Retype the listing that follows, word for word.
Content starts
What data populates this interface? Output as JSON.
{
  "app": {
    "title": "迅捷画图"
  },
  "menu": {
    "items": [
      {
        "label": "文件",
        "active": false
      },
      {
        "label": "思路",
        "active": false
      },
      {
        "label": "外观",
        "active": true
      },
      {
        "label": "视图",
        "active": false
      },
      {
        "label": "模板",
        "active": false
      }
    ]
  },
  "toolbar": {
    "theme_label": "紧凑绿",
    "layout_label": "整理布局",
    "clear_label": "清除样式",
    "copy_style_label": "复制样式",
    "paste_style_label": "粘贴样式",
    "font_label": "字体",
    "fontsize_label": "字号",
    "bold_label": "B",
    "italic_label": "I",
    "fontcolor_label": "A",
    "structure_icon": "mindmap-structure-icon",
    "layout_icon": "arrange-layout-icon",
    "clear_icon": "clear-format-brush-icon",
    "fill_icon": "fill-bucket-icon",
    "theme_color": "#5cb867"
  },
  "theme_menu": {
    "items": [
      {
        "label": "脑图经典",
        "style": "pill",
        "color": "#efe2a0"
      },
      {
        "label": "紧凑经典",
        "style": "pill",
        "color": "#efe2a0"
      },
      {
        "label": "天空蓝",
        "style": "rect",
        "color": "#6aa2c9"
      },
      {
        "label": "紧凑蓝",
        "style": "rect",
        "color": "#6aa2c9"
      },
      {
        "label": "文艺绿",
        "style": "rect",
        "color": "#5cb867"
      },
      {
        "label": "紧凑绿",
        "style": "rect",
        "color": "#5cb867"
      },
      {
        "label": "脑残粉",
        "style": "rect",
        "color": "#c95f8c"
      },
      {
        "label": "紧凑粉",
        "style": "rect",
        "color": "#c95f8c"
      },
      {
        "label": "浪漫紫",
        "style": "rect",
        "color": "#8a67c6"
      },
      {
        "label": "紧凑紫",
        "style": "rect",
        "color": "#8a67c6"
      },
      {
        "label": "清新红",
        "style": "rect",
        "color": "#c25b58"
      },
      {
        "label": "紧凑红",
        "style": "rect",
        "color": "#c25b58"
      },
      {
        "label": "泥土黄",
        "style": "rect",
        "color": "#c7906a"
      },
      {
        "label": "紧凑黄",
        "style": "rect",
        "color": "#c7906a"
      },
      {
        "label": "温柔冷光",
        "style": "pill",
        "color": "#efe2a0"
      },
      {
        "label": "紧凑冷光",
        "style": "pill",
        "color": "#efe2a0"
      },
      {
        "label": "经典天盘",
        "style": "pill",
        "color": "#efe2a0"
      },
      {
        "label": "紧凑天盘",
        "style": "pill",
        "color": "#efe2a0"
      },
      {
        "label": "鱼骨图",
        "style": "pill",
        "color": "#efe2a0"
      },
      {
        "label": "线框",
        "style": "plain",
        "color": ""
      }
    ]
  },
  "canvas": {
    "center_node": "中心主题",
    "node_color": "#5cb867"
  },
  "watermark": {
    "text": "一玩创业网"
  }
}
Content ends
EXERCISE OUTPUT —
What data populates this interface? Output as JSON.
{
  "app": {
    "title": "迅捷画图"
  },
  "menu": {
    "items": [
      {
        "label": "文件",
        "active": false
      },
      {
        "label": "思路",
        "active": false
      },
      {
        "label": "外观",
        "active": true
      },
      {
        "label": "视图",
        "active": false
      },
      {
        "label": "模板",
        "active": false
      }
    ]
  },
  "toolbar": {
    "theme_label": "紧凑绿",
    "layout_label": "整理布局",
    "clear_label": "清除样式",
    "copy_style_label": "复制样式",
    "paste_style_label": "粘贴样式",
    "font_label": "字体",
    "fontsize_label": "字号",
    "bold_label": "B",
    "italic_label": "I",
    "fontcolor_label": "A",
    "structure_icon": "mindmap-structure-icon",
    "layout_icon": "arrange-layout-icon",
    "clear_icon": "clear-format-brush-icon",
    "fill_icon": "fill-bucket-icon",
    "theme_color": "#5cb867"
  },
  "theme_menu": {
    "items": [
      {
        "label": "脑图经典",
        "style": "pill",
        "color": "#efe2a0"
      },
      {
        "label": "紧凑经典",
        "style": "pill",
        "color": "#efe2a0"
      },
      {
        "label": "天空蓝",
        "style": "rect",
        "color": "#6aa2c9"
      },
      {
        "label": "紧凑蓝",
        "style": "rect",
        "color": "#6aa2c9"
      },
      {
        "label": "文艺绿",
        "style": "rect",
        "color": "#5cb867"
      },
      {
        "label": "紧凑绿",
        "style": "rect",
        "color": "#5cb867"
      },
      {
        "label": "脑残粉",
        "style": "rect",
        "color": "#c95f8c"
      },
      {
        "label": "紧凑粉",
        "style": "rect",
        "color": "#c95f8c"
      },
      {
        "label": "浪漫紫",
        "style": "rect",
        "color": "#8a67c6"
      },
      {
        "label": "紧凑紫",
        "style": "rect",
        "color": "#8a67c6"
      },
      {
        "label": "清新红",
        "style": "rect",
        "color": "#c25b58"
      },
      {
        "label": "紧凑红",
        "style": "rect",
        "color": "#c25b58"
      },
      {
        "label": "泥土黄",
        "style": "rect",
        "color": "#c7906a"
      },
      {
        "label": "紧凑黄",
        "style": "rect",
        "color": "#c7906a"
      },
      {
        "label": "温柔冷光",
        "style": "pill",
        "color": "#efe2a0"
      },
      {
        "label": "紧凑冷光",
        "style": "pill",
        "color": "#efe2a0"
      },
      {
        "label": "经典天盘",
        "style": "pill",
        "color": "#efe2a0"
      },
      {
        "label": "紧凑天盘",
        "style": "pill",
        "color": "#efe2a0"
      },
      {
        "label": "鱼骨图",
        "style": "pill",
        "color": "#efe2a0"
      },
      {
        "label": "线框",
        "style": "plain",
        "color": ""
      }
    ]
  },
  "canvas": {
    "center_node": "中心主题",
    "node_color": "#5cb867"
  },
  "watermark": {
    "text": "一玩创业网"
  }
}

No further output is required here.